Task details
Print all the data, keeping every line exactly as it is.

[Component data from apps and pages]
···

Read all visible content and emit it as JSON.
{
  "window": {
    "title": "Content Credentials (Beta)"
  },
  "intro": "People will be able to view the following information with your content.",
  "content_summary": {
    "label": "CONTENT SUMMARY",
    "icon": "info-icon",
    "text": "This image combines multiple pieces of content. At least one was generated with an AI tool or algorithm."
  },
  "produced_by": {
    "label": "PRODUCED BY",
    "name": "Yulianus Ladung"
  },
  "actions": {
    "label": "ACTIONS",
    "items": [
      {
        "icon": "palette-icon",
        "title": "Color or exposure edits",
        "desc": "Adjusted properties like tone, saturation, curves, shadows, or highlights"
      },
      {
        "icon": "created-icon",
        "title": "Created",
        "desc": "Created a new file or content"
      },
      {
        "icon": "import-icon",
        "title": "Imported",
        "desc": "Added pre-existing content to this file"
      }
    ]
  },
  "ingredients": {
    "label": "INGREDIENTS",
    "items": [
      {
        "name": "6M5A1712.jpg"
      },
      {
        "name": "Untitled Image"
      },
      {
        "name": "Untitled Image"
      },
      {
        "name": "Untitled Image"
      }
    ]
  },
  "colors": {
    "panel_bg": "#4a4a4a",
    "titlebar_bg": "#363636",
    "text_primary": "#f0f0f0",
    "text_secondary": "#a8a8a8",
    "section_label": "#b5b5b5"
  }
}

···

Response to the exercise
Read all visible content and emit it as JSON.
{
  "window": {
    "title": "Content Credentials (Beta)"
  },
  "intro": "People will be able to view the following information with your content.",
  "content_summary": {
    "label": "CONTENT SUMMARY",
    "icon": "info-icon",
    "text": "This image combines multiple pieces of content. At least one was generated with an AI tool or algorithm."
  },
  "produced_by": {
    "label": "PRODUCED BY",
    "name": "Yulianus Ladung"
  },
  "actions": {
    "label": "ACTIONS",
    "items": [
      {
        "icon": "palette-icon",
        "title": "Color or exposure edits",
        "desc": "Adjusted properties like tone, saturation, curves, shadows, or highlights"
      },
      {
        "icon": "created-icon",
        "title": "Created",
        "desc": "Created a new file or content"
      },
      {
        "icon": "import-icon",
        "title": "Imported",
        "desc": "Added pre-existing content to this file"
      }
    ]
  },
  "ingredients": {
    "label": "INGREDIENTS",
    "items": [
      {
        "name": "6M5A1712.jpg"
      },
      {
        "name": "Untitled Image"
      },
      {
        "name": "Untitled Image"
      },
      {
        "name": "Untitled Image"
      }
    ]
  },
  "colors": {
    "panel_bg": "#4a4a4a",
    "titlebar_bg": "#363636",
    "text_primary": "#f0f0f0",
    "text_secondary": "#a8a8a8",
    "section_label": "#b5b5b5"
  }
}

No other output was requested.